Dataset records =
* * * * * * *

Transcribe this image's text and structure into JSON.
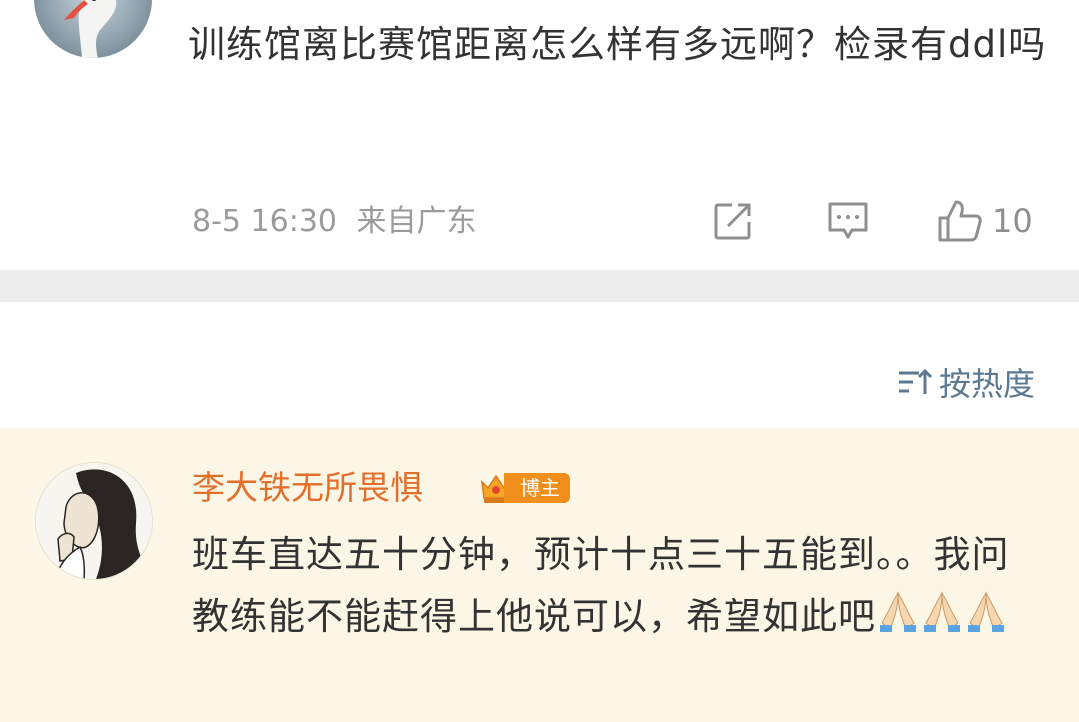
{
  "post": {
    "text": "训练馆离比赛馆距离怎么样有多远啊？检录有ddl吗",
    "time": "8-5 16:30",
    "location": "来自广东",
    "like_count": "10",
    "icons": [
      "share-icon",
      "comment-icon",
      "thumbs-up-icon"
    ]
  },
  "sort": {
    "label": "按热度",
    "icon": "sort-icon"
  },
  "comment": {
    "username": "李大铁无所畏惧",
    "badge": "博主",
    "badge_icon": "crown-badge-icon",
    "text": "班车直达五十分钟，预计十点三十五能到。。我问教练能不能赶得上他说可以，希望如此吧",
    "emoji": "🙏🙏🙏",
    "colors": {
      "username": "#e2702b",
      "badge": "#f08f1c",
      "highlight_bg": "#fbf6e5",
      "sort_label": "#5b7a92"
    }
  }
}
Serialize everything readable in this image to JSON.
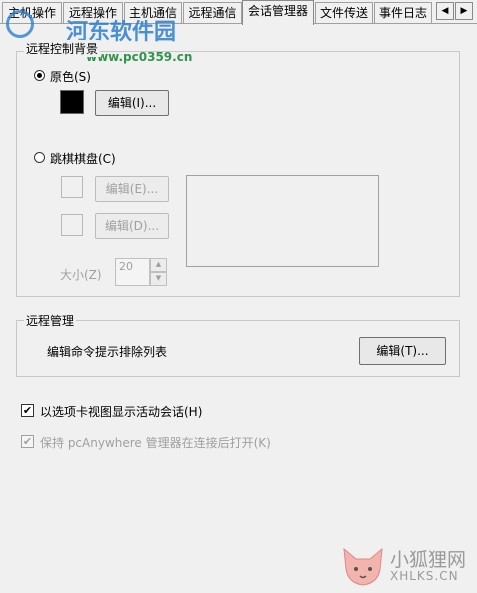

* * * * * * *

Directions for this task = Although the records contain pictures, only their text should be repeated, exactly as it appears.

Solution =
Transcribe this image's text and structure into JSON.
{
  "post": {
    "text": "训练馆离比赛馆距离怎么样有多远啊？检录有ddl吗",
    "time": "8-5 16:30",
    "location": "来自广东",
    "like_count": "10",
    "icons": [
      "share-icon",
      "comment-icon",
      "thumbs-up-icon"
    ]
  },
  "sort": {
    "label": "按热度",
    "icon": "sort-icon"
  },
  "comment": {
    "username": "李大铁无所畏惧",
    "badge": "博主",
    "badge_icon": "crown-badge-icon",
    "text": "班车直达五十分钟，预计十点三十五能到。。我问教练能不能赶得上他说可以，希望如此吧",
    "emoji": "🙏🙏🙏",
    "colors": {
      "username": "#e2702b",
      "badge": "#f08f1c",
      "highlight_bg": "#fbf6e5",
      "sort_label": "#5b7a92"
    }
  }
}
Serialize everything readable in this image to JSON.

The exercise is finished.